── Supplied material ──

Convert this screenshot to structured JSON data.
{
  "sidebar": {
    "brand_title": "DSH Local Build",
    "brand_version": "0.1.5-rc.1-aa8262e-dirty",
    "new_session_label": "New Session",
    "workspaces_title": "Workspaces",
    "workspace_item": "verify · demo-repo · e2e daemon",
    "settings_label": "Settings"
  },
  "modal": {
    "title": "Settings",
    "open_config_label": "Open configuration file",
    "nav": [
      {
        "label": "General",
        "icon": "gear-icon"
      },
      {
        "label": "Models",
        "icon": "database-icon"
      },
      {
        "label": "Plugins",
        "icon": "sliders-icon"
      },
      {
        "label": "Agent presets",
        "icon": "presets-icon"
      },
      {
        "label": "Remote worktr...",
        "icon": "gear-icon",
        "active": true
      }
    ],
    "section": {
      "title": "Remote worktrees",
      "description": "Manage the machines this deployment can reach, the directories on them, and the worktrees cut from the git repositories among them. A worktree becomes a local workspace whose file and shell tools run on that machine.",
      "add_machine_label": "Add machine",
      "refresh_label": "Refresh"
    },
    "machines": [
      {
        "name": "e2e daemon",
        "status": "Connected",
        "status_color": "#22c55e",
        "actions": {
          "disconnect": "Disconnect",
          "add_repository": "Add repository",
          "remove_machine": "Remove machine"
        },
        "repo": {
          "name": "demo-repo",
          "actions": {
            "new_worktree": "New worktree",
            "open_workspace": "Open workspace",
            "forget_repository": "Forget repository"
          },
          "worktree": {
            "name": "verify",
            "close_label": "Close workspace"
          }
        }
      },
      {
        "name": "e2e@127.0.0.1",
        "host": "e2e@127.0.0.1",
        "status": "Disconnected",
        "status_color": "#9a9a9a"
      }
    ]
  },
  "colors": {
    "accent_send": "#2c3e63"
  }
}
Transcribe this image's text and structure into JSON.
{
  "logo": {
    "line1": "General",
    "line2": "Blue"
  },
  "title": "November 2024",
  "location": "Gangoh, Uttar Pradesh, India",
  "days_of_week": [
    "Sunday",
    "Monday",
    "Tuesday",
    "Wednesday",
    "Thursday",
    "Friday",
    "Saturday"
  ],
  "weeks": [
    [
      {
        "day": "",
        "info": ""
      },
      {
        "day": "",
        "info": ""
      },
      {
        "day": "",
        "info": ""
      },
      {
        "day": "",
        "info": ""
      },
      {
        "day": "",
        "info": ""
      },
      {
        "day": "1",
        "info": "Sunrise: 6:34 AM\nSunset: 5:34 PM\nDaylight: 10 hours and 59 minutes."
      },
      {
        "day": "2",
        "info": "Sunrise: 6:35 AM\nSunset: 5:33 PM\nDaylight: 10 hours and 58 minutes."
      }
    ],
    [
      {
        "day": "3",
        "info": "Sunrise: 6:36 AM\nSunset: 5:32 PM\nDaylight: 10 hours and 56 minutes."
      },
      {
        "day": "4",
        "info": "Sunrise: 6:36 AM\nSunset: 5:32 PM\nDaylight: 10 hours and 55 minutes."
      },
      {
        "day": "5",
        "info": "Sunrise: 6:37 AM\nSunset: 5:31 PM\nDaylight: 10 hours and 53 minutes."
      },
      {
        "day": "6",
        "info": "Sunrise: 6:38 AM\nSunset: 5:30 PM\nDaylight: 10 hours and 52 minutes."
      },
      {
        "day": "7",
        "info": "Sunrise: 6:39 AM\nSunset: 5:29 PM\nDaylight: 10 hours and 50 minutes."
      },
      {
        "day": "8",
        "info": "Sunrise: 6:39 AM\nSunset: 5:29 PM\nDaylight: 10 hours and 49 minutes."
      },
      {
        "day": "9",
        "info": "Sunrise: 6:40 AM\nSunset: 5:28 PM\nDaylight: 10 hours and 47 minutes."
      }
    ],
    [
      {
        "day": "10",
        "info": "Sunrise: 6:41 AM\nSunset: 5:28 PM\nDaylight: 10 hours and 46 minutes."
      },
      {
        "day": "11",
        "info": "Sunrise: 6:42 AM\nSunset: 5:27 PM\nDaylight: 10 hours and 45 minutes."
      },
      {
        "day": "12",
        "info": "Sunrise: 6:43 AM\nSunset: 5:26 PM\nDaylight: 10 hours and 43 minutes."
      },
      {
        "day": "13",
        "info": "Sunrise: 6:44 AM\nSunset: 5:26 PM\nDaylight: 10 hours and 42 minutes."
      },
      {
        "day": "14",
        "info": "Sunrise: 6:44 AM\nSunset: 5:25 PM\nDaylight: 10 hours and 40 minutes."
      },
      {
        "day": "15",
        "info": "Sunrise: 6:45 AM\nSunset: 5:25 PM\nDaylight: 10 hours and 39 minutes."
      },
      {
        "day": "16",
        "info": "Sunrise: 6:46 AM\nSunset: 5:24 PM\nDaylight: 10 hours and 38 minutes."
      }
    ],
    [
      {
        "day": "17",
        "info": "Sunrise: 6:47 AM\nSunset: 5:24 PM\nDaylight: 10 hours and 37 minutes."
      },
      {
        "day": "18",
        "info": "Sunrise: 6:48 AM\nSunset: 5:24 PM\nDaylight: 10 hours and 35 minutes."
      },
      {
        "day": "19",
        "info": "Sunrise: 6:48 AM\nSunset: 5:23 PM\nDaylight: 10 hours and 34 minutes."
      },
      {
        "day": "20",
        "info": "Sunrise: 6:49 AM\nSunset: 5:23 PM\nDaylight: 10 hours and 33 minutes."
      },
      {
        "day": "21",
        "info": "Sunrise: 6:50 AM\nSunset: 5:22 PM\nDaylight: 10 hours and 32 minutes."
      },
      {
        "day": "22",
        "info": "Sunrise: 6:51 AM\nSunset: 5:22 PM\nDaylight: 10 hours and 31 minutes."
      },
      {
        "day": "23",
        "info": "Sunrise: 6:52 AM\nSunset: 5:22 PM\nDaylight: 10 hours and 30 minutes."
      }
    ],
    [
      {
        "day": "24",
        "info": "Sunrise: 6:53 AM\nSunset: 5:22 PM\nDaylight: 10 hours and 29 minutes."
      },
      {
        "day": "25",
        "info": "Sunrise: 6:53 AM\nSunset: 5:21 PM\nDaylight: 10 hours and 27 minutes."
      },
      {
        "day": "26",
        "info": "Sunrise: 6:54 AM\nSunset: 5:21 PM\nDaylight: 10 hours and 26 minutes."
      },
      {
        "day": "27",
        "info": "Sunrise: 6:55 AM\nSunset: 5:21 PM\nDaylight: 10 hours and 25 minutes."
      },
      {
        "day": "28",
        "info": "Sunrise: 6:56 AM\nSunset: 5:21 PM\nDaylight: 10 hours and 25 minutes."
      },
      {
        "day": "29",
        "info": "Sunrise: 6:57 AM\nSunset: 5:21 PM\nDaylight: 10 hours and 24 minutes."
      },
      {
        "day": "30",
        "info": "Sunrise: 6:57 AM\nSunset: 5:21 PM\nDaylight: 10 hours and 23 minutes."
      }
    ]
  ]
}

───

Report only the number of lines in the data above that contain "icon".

- [Answer section] 5